We are led to a very definite and complete Pantheism. The Sceptic begins to make his usual objections. “God in worms?” he asks. “God in fleas and dung beetles?” And, as usual, the objector is made to feel sorry that he spoke. “Why not?” the Stoic answers; “cannot an earthworm serve God? Do you suppose that it is only a general who is a good soldier? Cannot the lowest private or camp attendant fight his best and give his life for his cause? Happy are you if you are serving God, and carrying out the great purpose as truly as such-and-such an earthworm?” That is the conception. All the world is working together. It is all one living whole, with one soul through it. And, as a matter of fact, no single part of it can either rejoice or suffer without all the rest being affected. The man who does not see that the good of every living creature is his good, the hurt of every living creature his hurt, is one who wilfully makes himself a kind of outlaw or exile: he is blind, or a fool. So we are led up to the great doctrine of the later Stoics, the Συμπαθεία τών όλων, or Sympathy of the Whole; a grand conception, the truth of which is illustrated in the ethical world by the feelings of good men, and in the world of natural science… We moderns may be excused for feeling a little surprise… by the fact that the stars twinkle. It is because they are so sorry for us: as well they may be!

St. George William Joseph Stock’s A Little Book of Stoicism also provides some insight:

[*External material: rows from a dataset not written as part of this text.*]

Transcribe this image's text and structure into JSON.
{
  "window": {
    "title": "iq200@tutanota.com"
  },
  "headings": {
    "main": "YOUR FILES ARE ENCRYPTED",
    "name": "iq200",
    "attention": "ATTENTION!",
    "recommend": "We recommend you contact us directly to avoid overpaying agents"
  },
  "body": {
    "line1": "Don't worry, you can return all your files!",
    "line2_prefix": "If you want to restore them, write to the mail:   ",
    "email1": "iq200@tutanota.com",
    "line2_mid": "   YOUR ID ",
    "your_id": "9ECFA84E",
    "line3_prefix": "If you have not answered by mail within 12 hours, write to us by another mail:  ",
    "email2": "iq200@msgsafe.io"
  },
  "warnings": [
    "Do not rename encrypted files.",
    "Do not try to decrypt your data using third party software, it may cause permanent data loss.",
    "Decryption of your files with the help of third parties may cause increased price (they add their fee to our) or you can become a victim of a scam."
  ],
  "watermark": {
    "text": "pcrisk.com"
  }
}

It was assumed by the Greeks that the ways of nature were ‘the ways of pleasantness,’ and that ‘all her paths’ were ‘peace.’ This may seem to us a startling assumption, but that is because we do not mean by ‘nature’ the same thing as they did. We connect the term with the origin of a thing, they connected it rather with the end; by the ‘natural state’ we mean a state of savagery, they meant the highest civilization; we mean by a thing’s nature what it is or has been, they meant what it ought to become under the most favorable conditions: not the sour crab, but the mellow glory of the Herperides, worthy to be guarded by a sleepless dragon, was to the Greeks the natural apple. Hence we find Aristotle maintaining that the State is a natural product, because it is evolved out of social relations which exist by nature. Nature indeed was a highly ambiguous term to the Greeks no less than ourselves, but in the sense with which we are now concerned the nature of anything as defined by the Peripatetics as ‘the end of its becoming.’ Another definition of theirs puts the matter still more clearly: What each thing is when its growth has been completed, that we declare to be the nature of each thing.